The Court of Appeal further held that the claims before the arbitral tribunal were effectively tax matters since the dispute involved an allegation that NNPC had breached the terms of the PSC by wrongly computing and over lifting tax oil to the detriment of the interest of the Appellants.

 On the foregoing basis, the Court of Appeal held that the arbitral tribunal lacked the jurisdiction to entertain the issues in dispute and that the Federal Inland Revenue Service (FIRS), a non-party to the arbitral proceedings, had the locus to challenge the said proceedings.


Within the context of this write-up, the decision of the Court of Appeal is significant in two respects. Firstly, the decision underscores the fact that the determination of whether an issue is contractual and therefore arbitrable, is not always as clear cut as it seems. It is important to remember that the contractual terms in this case, were aimed essentially at determining the profits receivable by each party under the PSC but also had a bearing on their ultimate tax liabilities. The Court favoured an interpretation which sits the case within the realm of taxation and therefore non-arbitrable, without regarding the contractual dispute between the parties. One may argue that this leaning of the Court is in order since the court is after all an arm of government and within the confines of the law, should protect governmental interests, including taxation, as much as possible.

Secondly, the decision establishes the position that in certain instances, a non-party to an arbitral proceeding can challenge the jurisdiction of an arbitral tribunal proceedings in court. When one considers, that there would have been no way FIRS could have intervened in the arbitration proceedings (arbitration being essentially a private affair) without involving the Court, perhaps, one may then rationalise why the arbitration proceedings were reviewed by the Court upon the application of a non-party to the arbitration.

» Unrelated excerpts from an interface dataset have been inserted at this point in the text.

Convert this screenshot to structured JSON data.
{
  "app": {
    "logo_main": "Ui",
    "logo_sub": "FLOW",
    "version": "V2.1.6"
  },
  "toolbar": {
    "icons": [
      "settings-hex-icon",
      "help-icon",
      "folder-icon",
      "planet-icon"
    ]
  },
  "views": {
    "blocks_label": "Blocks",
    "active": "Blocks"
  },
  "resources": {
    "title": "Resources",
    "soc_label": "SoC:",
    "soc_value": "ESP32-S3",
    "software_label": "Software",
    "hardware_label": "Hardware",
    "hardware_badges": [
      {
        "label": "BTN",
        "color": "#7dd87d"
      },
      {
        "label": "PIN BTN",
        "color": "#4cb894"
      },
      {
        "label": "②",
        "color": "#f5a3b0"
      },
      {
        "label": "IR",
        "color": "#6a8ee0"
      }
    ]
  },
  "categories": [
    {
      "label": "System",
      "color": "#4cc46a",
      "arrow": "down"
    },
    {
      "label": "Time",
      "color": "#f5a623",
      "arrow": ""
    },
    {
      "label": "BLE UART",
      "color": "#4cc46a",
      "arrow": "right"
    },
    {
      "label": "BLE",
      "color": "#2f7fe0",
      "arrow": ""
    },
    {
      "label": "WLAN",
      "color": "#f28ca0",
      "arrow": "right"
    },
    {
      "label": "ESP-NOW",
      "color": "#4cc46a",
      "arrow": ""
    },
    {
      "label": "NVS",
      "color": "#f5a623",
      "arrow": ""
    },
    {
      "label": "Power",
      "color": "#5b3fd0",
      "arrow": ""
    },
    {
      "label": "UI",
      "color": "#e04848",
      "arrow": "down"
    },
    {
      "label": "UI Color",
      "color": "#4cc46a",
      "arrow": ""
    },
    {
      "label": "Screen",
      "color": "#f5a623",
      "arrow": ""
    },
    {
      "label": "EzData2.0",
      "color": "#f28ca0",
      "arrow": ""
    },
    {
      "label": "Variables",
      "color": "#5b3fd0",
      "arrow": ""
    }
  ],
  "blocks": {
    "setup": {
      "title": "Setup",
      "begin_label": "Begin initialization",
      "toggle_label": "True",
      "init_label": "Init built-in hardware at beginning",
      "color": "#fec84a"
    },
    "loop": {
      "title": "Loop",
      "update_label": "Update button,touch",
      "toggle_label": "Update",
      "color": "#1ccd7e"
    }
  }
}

While some commentators may disagree with the Court of Appeal’s decision, what is clear is that the dichotomy between matters that are purely within the realm of arbitration and taxation, can be fluid, making a conflict between the two spheres of law inevitable.

[1] Appeal No. CA/A/208/2012 delivered on 31st August 2016. The full judgment can be accessed on (last accessed 24th May 2018). This decision also established that a Notice of Arbitration and Statement of Claim by which a claimant commenced an arbitration, were incompetent having been prepared and signed in the name of a law firm rather than the name of an individual lawyer, This decision followed the Supreme Court decision in Okafor & 2 Ors v.Nweke & 2 Ors (2007) 10 NWLR (Pt. 1043) 521 which held that court (not arbitration) processes must be signed by individual lawyers who have their names registered in the roll of the Supreme Court – the Nigerian apex court – and not signed by a firm of lawyers since firms do not have their firm names registered in the roll of the Supreme Court.

[2] The facts of the appeal are at pp. 2-9 of the Court of Appeal judgment.

[3] Reference is made to the Federal High Court judgment, particularly pp.33-44, which can be accessed on (last accessed 24th May 2018)

[4] Pp. 21-41 of the judgment.